=== Work to complete ===
Every line of the entries below that mentions "Bills" is to be copied out.

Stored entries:
+ + + + + + +

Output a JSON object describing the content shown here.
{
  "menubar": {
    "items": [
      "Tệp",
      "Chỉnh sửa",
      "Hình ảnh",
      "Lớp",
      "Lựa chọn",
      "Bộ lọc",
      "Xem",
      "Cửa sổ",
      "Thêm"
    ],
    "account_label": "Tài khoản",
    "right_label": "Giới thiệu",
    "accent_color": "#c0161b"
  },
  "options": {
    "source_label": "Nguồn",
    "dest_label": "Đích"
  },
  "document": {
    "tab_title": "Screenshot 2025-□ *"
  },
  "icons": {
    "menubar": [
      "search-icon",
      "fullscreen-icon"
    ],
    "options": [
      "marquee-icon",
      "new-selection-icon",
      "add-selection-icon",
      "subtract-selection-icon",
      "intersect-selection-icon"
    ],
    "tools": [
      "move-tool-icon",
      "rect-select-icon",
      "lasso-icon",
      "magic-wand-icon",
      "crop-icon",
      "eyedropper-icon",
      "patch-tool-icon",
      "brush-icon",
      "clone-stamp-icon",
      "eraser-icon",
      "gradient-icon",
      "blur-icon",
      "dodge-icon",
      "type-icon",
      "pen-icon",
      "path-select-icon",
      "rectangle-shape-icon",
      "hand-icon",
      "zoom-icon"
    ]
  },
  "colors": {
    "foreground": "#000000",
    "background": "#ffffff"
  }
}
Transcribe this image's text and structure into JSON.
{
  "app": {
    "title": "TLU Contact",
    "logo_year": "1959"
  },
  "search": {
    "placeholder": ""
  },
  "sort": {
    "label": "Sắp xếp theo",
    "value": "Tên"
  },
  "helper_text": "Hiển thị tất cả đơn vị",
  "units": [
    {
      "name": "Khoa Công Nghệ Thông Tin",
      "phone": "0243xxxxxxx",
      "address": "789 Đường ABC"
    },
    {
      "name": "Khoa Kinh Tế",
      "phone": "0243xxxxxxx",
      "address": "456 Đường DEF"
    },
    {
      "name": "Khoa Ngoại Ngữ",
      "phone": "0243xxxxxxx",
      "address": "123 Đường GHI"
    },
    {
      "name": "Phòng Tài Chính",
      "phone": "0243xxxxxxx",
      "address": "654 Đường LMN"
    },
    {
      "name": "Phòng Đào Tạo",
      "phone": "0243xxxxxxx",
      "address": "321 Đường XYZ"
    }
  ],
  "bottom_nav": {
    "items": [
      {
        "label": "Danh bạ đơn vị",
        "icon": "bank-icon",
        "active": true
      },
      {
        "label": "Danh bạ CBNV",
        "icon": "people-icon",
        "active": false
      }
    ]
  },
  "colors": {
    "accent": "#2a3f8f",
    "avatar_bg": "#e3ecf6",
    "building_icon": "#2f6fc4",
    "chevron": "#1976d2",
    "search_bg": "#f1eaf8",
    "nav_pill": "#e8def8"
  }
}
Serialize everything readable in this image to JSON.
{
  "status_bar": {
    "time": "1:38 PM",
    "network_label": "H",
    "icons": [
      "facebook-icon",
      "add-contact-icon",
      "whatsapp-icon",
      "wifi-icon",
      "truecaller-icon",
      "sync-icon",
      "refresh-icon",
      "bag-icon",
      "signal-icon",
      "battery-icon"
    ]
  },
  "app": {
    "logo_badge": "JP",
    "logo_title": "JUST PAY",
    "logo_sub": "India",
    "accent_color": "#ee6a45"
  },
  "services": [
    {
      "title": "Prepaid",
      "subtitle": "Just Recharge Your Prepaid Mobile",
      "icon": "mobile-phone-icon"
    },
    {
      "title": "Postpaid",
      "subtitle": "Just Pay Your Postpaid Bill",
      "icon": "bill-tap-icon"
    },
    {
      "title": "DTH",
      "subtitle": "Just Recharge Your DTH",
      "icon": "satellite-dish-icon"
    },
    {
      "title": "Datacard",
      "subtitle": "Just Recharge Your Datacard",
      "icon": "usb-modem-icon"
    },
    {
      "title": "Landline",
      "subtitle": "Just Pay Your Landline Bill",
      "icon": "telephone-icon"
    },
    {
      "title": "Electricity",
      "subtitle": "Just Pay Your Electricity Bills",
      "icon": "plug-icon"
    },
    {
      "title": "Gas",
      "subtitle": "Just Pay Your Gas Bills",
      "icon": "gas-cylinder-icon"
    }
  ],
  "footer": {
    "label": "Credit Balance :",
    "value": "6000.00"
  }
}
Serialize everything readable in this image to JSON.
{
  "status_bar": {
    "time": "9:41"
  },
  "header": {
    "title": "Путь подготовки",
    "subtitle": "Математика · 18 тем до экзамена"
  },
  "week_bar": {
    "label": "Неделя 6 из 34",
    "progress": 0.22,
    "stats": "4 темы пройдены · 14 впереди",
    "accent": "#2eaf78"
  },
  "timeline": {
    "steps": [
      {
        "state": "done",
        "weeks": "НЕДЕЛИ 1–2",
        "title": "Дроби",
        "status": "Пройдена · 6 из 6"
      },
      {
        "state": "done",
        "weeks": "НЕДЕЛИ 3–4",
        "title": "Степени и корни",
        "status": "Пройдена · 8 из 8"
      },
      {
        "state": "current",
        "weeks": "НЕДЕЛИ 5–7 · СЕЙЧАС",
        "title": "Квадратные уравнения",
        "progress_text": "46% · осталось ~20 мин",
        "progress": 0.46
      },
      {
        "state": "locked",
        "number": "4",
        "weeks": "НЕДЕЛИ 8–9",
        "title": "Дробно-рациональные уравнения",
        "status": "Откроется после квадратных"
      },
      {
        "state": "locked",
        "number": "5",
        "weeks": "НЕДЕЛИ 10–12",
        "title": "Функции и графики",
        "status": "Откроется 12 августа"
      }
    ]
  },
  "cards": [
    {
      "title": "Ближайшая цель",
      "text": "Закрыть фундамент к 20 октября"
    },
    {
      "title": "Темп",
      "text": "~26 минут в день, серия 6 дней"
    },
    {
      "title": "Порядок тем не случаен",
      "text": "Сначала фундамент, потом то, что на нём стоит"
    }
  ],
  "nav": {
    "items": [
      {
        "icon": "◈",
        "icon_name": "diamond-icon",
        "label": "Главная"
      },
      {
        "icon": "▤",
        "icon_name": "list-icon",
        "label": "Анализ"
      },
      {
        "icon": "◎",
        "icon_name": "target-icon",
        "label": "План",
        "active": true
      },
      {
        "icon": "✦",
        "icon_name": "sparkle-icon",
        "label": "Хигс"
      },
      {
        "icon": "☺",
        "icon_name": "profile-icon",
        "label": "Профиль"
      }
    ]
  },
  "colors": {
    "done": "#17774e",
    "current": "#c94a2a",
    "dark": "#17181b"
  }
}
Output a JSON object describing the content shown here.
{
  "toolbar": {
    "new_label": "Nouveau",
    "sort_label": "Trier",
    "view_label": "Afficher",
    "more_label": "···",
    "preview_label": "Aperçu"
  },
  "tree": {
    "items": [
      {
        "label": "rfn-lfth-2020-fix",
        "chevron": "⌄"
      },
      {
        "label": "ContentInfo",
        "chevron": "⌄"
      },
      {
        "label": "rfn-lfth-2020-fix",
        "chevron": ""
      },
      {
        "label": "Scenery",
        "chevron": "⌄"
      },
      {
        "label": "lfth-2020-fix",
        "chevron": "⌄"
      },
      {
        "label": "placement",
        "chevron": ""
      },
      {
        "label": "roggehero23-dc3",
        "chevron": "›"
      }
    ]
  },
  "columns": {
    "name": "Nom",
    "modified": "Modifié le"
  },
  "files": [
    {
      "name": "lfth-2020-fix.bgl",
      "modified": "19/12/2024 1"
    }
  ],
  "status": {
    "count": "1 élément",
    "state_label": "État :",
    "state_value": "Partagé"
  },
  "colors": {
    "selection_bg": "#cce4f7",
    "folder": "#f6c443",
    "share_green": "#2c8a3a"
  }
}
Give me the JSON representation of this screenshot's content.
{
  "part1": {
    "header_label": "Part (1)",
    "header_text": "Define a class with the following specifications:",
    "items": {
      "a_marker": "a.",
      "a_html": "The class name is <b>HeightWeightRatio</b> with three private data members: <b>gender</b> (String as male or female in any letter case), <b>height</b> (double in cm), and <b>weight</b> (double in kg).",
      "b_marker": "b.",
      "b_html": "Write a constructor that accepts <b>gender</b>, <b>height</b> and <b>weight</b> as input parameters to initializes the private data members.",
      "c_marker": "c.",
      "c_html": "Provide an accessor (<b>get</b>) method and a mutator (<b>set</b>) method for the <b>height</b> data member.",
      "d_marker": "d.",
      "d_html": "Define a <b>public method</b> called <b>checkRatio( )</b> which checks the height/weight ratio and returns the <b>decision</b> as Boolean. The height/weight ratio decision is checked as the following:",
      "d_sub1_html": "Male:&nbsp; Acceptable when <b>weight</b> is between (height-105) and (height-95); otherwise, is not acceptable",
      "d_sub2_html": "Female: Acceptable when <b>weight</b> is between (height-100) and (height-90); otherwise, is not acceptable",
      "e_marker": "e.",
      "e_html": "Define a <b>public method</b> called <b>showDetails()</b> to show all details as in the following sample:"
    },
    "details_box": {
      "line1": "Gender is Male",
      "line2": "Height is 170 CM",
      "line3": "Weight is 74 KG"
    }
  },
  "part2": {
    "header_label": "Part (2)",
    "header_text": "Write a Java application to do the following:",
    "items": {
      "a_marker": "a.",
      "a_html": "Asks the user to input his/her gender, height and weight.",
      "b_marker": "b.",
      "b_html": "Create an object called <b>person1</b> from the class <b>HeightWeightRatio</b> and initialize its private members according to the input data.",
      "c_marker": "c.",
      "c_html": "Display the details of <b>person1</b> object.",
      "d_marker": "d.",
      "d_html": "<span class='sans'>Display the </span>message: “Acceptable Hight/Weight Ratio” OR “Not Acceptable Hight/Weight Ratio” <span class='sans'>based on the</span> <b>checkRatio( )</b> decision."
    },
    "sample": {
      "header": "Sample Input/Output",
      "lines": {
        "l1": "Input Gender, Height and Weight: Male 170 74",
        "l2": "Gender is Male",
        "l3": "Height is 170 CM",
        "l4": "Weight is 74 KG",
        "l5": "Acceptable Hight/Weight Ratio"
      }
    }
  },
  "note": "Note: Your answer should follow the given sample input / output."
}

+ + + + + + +

=== Solution ===
      "subtitle": "Just Pay Your Electricity Bills",
      "subtitle": "Just Pay Your Gas Bills",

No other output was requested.